■ AIM OF THE TASK ■
Reprint the entries without altering anything.

────────

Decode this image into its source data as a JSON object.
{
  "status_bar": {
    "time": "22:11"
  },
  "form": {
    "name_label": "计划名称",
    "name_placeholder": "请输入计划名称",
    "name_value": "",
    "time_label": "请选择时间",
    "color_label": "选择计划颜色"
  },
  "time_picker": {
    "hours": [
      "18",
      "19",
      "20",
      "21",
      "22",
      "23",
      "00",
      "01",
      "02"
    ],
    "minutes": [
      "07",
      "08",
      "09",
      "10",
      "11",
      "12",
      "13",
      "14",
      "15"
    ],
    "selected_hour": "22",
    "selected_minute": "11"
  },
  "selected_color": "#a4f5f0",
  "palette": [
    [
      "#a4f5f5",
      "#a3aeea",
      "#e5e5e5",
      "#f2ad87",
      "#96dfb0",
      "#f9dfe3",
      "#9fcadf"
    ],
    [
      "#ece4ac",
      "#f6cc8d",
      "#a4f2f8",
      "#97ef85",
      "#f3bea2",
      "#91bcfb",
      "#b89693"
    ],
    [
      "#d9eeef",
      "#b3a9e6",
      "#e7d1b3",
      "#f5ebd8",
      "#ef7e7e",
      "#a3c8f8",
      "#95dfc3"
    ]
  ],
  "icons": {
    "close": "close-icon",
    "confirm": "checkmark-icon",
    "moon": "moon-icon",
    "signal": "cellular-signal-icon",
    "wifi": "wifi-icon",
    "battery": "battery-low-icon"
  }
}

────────

■ ANSWER BOX ■
Decode this image into its source data as a JSON object.
{
  "status_bar": {
    "time": "22:11"
  },
  "form": {
    "name_label": "计划名称",
    "name_placeholder": "请输入计划名称",
    "name_value": "",
    "time_label": "请选择时间",
    "color_label": "选择计划颜色"
  },
  "time_picker": {
    "hours": [
      "18",
      "19",
      "20",
      "21",
      "22",
      "23",
      "00",
      "01",
      "02"
    ],
    "minutes": [
      "07",
      "08",
      "09",
      "10",
      "11",
      "12",
      "13",
      "14",
      "15"
    ],
    "selected_hour": "22",
    "selected_minute": "11"
  },
  "selected_color": "#a4f5f0",
  "palette": [
    [
      "#a4f5f5",
      "#a3aeea",
      "#e5e5e5",
      "#f2ad87",
      "#96dfb0",
      "#f9dfe3",
      "#9fcadf"
    ],
    [
      "#ece4ac",
      "#f6cc8d",
      "#a4f2f8",
      "#97ef85",
      "#f3bea2",
      "#91bcfb",
      "#b89693"
    ],
    [
      "#d9eeef",
      "#b3a9e6",
      "#e7d1b3",
      "#f5ebd8",
      "#ef7e7e",
      "#a3c8f8",
      "#95dfc3"
    ]
  ],
  "icons": {
    "close": "close-icon",
    "confirm": "checkmark-icon",
    "moon": "moon-icon",
    "signal": "cellular-signal-icon",
    "wifi": "wifi-icon",
    "battery": "battery-low-icon"
  }
}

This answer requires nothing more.